= Beginning of Section =

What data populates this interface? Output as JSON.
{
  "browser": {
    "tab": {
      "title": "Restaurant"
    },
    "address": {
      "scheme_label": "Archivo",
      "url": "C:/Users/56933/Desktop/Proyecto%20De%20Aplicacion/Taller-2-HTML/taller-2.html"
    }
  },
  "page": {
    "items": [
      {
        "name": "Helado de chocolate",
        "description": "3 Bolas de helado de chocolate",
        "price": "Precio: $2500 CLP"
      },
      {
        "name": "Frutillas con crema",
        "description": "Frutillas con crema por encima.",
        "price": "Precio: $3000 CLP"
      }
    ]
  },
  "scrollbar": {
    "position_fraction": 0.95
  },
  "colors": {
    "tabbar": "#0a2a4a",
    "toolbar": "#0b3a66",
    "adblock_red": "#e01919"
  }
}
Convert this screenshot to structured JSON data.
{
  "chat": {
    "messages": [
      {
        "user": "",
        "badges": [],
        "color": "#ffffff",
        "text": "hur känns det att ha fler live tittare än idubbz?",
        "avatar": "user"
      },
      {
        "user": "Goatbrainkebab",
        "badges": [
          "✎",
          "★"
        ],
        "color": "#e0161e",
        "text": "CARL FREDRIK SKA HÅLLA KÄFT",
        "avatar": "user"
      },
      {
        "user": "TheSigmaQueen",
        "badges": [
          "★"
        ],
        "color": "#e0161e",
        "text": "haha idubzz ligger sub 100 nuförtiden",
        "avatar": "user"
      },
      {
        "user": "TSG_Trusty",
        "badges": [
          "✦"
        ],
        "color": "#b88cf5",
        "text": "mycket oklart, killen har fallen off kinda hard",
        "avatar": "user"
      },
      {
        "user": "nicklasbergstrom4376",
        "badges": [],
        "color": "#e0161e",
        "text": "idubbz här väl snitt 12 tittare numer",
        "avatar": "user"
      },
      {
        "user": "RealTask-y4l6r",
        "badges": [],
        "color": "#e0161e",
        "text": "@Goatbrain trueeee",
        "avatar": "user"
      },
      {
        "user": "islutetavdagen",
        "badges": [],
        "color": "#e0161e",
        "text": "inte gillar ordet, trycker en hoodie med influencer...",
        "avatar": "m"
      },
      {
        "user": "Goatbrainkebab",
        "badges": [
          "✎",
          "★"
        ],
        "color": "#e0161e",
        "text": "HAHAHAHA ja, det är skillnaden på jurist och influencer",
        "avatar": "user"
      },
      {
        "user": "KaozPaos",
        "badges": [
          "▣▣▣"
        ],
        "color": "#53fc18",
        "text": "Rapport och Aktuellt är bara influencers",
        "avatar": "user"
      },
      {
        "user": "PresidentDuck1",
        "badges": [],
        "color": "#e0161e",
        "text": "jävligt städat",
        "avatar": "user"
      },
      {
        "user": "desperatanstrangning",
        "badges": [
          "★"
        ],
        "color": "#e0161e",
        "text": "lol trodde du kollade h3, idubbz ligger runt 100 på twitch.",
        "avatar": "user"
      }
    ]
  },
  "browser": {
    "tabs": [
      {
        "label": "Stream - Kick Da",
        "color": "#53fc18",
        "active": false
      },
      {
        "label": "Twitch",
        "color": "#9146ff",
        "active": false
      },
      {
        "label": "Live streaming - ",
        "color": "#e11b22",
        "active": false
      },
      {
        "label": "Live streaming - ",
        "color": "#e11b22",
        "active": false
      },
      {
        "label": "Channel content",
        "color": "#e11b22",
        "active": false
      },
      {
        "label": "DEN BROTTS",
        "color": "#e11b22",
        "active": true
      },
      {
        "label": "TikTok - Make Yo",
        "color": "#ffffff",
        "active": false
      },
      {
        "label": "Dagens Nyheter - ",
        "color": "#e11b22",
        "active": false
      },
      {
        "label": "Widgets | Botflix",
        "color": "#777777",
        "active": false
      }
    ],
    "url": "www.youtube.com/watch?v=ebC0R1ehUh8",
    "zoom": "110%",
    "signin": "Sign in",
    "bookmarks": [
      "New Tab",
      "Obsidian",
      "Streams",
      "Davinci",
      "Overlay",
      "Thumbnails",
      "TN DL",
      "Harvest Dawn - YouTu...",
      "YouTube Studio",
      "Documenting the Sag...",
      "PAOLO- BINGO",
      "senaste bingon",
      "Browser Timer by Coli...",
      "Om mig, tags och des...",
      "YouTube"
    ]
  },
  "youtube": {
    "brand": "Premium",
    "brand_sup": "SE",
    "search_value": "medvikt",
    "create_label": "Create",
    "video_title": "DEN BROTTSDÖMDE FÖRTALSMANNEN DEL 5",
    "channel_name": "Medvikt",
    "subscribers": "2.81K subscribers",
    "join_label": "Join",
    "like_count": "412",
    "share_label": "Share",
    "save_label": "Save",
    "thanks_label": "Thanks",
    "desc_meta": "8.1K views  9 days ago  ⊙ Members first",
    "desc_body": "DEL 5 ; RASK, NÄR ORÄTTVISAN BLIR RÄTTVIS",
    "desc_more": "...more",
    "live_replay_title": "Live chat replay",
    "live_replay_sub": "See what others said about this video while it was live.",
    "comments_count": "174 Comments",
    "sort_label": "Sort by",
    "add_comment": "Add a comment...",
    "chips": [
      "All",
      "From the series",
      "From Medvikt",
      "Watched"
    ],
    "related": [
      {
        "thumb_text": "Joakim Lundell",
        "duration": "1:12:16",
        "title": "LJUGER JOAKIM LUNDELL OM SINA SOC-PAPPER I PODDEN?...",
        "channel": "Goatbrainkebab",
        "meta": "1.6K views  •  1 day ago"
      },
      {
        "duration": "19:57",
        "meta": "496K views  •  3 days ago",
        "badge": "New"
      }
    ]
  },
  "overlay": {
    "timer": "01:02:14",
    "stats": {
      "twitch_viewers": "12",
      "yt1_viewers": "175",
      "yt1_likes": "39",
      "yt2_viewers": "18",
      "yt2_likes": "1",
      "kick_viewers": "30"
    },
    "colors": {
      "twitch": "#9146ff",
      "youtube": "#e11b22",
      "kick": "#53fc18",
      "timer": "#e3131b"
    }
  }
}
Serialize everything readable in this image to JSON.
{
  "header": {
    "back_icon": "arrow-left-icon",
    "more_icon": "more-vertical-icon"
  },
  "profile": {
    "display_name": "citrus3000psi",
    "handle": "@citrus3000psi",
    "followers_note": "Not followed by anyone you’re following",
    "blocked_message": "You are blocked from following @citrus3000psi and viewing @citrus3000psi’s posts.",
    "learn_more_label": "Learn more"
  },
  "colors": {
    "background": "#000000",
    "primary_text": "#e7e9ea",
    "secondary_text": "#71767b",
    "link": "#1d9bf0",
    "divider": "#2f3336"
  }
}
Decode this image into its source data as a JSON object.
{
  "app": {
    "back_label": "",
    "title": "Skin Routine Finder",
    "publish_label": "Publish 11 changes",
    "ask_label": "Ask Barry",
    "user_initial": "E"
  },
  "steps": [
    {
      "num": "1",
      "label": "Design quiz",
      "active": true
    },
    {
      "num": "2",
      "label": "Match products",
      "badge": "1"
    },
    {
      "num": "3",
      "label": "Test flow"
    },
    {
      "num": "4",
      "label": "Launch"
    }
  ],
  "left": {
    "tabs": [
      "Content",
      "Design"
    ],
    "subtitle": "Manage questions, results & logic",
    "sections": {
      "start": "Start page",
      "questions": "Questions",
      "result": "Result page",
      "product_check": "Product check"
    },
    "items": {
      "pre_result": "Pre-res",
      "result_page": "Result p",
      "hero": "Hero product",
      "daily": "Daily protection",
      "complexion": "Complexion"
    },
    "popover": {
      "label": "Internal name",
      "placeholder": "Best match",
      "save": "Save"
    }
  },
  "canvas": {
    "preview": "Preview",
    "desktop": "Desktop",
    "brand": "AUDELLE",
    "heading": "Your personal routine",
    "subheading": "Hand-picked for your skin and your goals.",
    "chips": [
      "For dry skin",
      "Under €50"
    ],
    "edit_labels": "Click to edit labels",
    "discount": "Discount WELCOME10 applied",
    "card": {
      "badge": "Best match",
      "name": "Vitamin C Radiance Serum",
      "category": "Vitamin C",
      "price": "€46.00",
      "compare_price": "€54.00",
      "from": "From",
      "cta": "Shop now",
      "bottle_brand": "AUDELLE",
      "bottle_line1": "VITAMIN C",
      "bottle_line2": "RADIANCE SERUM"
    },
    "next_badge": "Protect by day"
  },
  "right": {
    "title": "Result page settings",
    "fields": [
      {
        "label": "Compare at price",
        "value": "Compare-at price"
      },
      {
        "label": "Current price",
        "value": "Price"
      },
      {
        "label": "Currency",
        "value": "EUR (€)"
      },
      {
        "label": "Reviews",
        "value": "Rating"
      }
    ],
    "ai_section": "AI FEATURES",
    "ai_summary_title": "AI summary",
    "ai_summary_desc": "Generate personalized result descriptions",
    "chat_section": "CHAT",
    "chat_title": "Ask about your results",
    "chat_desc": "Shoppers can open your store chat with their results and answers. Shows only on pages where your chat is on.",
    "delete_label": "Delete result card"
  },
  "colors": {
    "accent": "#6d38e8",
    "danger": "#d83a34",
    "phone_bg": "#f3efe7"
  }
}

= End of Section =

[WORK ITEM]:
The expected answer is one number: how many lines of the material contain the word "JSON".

[THE COMPLETED TASK]:
4